When Prime Minister Tony Blair becomes chairman of the six-month rotating European Union presidency on July 1, he risks being painted as the man who killed off hopes of resurrecting the constitution, analysts said.
Yet trouble could come even earlier, when Blair travels to Brussels for a June 16-17 summit of EU states, including France and Germany. Berlin urged the 25-nation bloc to continue the process of ratifying the constitution, but Britain ignored the pleas.
British Foreign Secretary Jack Straw said Monday his government would not proceed with a referendum until the dust had settled from the rejection of the constitution by French and Dutch voters last week.
Parts of the European Union constitution could be introduced without a referendum in Britain, Straw said Tuesday. In an attempt to bolster efforts by Blair to calm the political storm sweeping Europe over the EU constitution, Straw said the charter was not dead despite the decision taken by Britain.
But the current state of affairs leaves the EU with a leadership vacuum, said Richard Whitman, who heads the European program at the Royal Institute of International Affairs in London.
Jacques Chirac, Gerhard Schroeder and Tony Blair
He added that despite the weakness of Europe's traditional steering axis of Germany and France, Blair is not in a position to drive the EU along a road more suited to Britain.

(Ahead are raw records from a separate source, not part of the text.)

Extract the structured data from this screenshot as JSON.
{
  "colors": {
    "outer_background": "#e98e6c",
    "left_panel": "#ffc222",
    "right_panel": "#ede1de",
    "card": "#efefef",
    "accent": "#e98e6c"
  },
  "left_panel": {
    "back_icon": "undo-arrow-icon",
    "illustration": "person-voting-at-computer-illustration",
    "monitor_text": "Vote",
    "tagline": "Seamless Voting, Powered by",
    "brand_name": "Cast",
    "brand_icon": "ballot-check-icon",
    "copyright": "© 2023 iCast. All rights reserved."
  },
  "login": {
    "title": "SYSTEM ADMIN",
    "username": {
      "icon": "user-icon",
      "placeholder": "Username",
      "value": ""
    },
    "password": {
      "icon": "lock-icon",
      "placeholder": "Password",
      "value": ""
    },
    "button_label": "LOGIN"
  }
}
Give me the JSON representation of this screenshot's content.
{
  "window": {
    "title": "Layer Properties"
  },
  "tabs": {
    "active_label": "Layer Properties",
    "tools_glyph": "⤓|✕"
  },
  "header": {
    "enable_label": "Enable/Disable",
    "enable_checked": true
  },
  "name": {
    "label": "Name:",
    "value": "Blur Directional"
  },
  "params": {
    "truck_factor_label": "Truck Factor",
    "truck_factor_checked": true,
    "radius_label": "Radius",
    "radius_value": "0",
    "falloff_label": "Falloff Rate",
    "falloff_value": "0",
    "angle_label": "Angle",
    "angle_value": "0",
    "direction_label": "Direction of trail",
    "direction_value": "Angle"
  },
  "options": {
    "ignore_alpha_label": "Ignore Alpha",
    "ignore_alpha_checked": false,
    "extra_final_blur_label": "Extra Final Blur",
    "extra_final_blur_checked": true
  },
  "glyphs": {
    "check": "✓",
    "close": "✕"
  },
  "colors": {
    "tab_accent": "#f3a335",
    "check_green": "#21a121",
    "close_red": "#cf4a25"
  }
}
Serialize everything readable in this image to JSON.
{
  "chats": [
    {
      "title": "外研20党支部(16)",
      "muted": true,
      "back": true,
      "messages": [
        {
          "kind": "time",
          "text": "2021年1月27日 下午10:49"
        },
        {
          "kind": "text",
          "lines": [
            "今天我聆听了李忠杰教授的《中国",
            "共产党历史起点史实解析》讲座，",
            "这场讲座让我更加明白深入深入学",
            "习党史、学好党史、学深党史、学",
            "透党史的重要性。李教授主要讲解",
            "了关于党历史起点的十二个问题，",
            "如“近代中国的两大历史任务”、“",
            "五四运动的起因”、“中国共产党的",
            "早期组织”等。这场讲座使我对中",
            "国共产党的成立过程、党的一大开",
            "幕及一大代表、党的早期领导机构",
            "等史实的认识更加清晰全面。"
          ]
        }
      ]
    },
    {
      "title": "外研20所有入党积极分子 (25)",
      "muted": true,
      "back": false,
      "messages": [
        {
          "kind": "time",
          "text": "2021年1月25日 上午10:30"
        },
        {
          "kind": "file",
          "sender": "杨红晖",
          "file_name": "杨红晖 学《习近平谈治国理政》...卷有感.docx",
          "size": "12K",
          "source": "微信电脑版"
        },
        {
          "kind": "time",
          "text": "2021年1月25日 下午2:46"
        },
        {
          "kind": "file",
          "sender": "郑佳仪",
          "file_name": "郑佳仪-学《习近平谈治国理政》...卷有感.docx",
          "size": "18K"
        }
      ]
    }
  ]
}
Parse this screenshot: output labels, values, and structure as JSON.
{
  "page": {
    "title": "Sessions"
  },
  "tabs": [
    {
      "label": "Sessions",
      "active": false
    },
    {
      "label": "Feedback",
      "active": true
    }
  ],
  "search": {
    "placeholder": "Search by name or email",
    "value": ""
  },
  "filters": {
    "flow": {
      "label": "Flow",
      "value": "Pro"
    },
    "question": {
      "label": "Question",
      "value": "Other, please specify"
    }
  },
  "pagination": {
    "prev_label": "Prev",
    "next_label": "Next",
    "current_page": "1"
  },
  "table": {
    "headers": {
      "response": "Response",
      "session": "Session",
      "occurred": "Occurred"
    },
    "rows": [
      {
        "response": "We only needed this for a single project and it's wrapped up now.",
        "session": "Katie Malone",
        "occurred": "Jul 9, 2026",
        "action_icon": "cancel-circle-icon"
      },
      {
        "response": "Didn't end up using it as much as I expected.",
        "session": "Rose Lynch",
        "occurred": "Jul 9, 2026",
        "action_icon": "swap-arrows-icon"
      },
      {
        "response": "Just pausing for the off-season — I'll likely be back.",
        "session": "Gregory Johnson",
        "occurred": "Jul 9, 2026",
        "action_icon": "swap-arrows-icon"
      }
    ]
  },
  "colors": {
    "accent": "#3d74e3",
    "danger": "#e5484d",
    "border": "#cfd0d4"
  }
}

"France and Germany have already lost some their leadership potential because of their behavior over recent years, not least wrecking the stability and growth pact. They've lost a lot of good will from smaller member states," he told the AFP news service.
But Britain hardly occupies a strong position itself.
"Britain is not in the core of the European integration project, not in the euro zone and it doesn't have the same relationship to the stability and growth pact," he said.
Schröder and Chirac stumped hard for the constitution
The French believed that the constitution, in opposition to their preferred big-government model, opened the door to right-wing "Anglo-Saxon" economic liberalism -- namely the deregulated markets in public services operating in Britain and the United States.
Blair unlikely to push
Observers believe Blair will not seize the chance to guide the EU in that direction as he assumes the presidency.
"Absolutely not, because much of the opposition in the Netherlands and France came from people on the left," said Patrick Dunleavy, a politics professor at the London School of Economics. "I don't see how pushing an agenda that contributed powerfully to two referendum defeats would be a positive thing to do. That's not to say that it won't be tried," he added.
Julie Smith, deputy director of the Center of International Studies at the University of Cambridge, also doubted Britain could repair the divisions tearing Europe apart.
"Now is a time to say what are the things that really bind us, what are the things on which we all agree, and how to move forward," she told AFP. "Unfortunately the (British) agenda is not one of those things that binds us. The more (Blair) tries to push that the less he is going to influence the union effectively."